After the Eggnog: What to Do With Packaging Materials After the Holiday Season
During the holidays, there are few scenes more rewarding than watching loved ones rip through wrapping paper with broad smiles and joyful exuberance. But once the sun has set on another fun family holiday, there’s the question of what to do with the mess in the living room.
According to the market research firm eMarketer, American consumers were expected to spend a record $1 trillion on Christmas purchases in 2018, with growth in eCommerce fueling robust holiday gift-giving. Online sales were expected to increase 16.6 percent year over year, compared with a gain of only 4.4 percent for in-store sales. That means that after the last gift under the tree has been opened, the living-room floor is likely to be littered with protective packaging materials used in parcels.
Giving Plastics the Gift of New Life
But all the protective wrapping and air-filled plastic pouches needn’t go in the landfill. Only hard plastic materials can be placed in curbside recycling bins for processing at local recycling centers, but many supermarkets have collection bins near their entrances for thin polyethylene plastics marked with resin identification code Nos. 2 or 4.
These stretchy plastics include wrap, air-filled pouches and the bags used for groceries, bread, dry cleaning and newspapers, for example. Find a drop-off location near you on Plastic Film Recycling’s website.
During the recycling process, these plastic materials are ground up and repelletized for use in a wide array of recyclable products, including trash bags, car parts and even shoes.
From Parcel to Art
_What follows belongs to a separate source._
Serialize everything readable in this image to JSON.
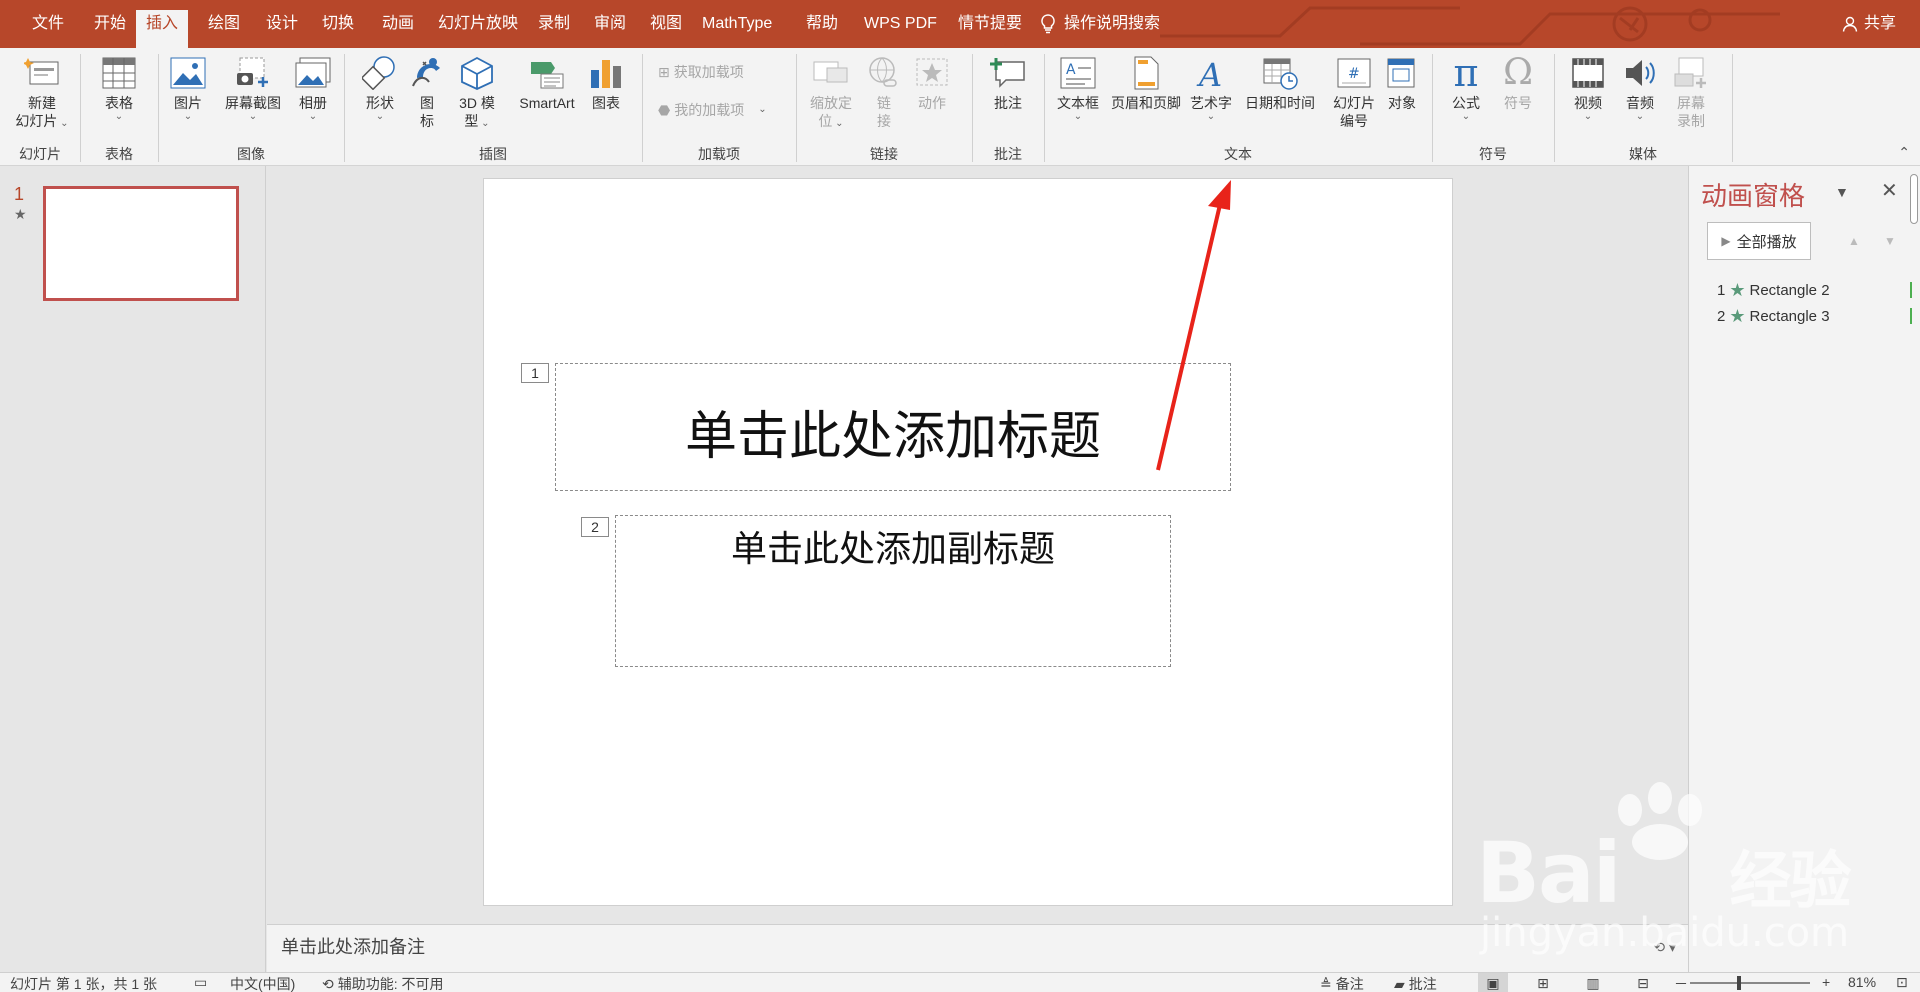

There’s really no telling where your recycled packaging materials will end up. Some are even becoming art. The Dutch artist Suzanne Jongmans has been using packaging materials such as foam, inflatable wrap and plastic sheets to recreate garments from the 15th through 17th centuries. The garments include ornate bonnets and high-collared dresses to be worn by models posing for portraits. Jongmans said her artistic photographs are nods to paintings by such celebrated artists as Rembrandt, Holbein the Younger and Rogier van der Weyden.
“The idea of making something out of nothing changes our look on reality,” Jongmans told Colossal, the arts and design website.
“The easiest way to keep inflatable wrap and air-filled plastic pouches out of landfills is to save them for next year or use them to pack up delicate ornaments and decorations."
Deflating After the Holidays
Of course, you don’t have to be quite that creative. The easiest way to keep inflatable wrap and air-filled plastic pouches out of landfills is to save them for next year or use them to pack up delicate ornaments and decorations.
And then there’s the stress-relieving activity that seemingly everyone enjoys – popping inflatable wrap. It may surprise you to learn that there’s actually some science supporting the usage of inflatable wrap to keep calm. Back in the 1990s, Kathleen M. Dillon, a psychology professor at Western New England College, published a study in the journal Psychological Reports examining just this topic.
Dillon’s research showed that undergraduates who got to pop two sheets of inflatable wrap felt simultaneously calmer and more awake than before they had started; they also reported higher levels of calmness and alertness compared to a control group that didn’t participate.
After braving packed stores and traffic-snarled roadways to buy presents, perhaps you could use a little stress relief. But if not, give the inflatable wrap to the little ones. They just might enjoy it more than the toy it was protecting.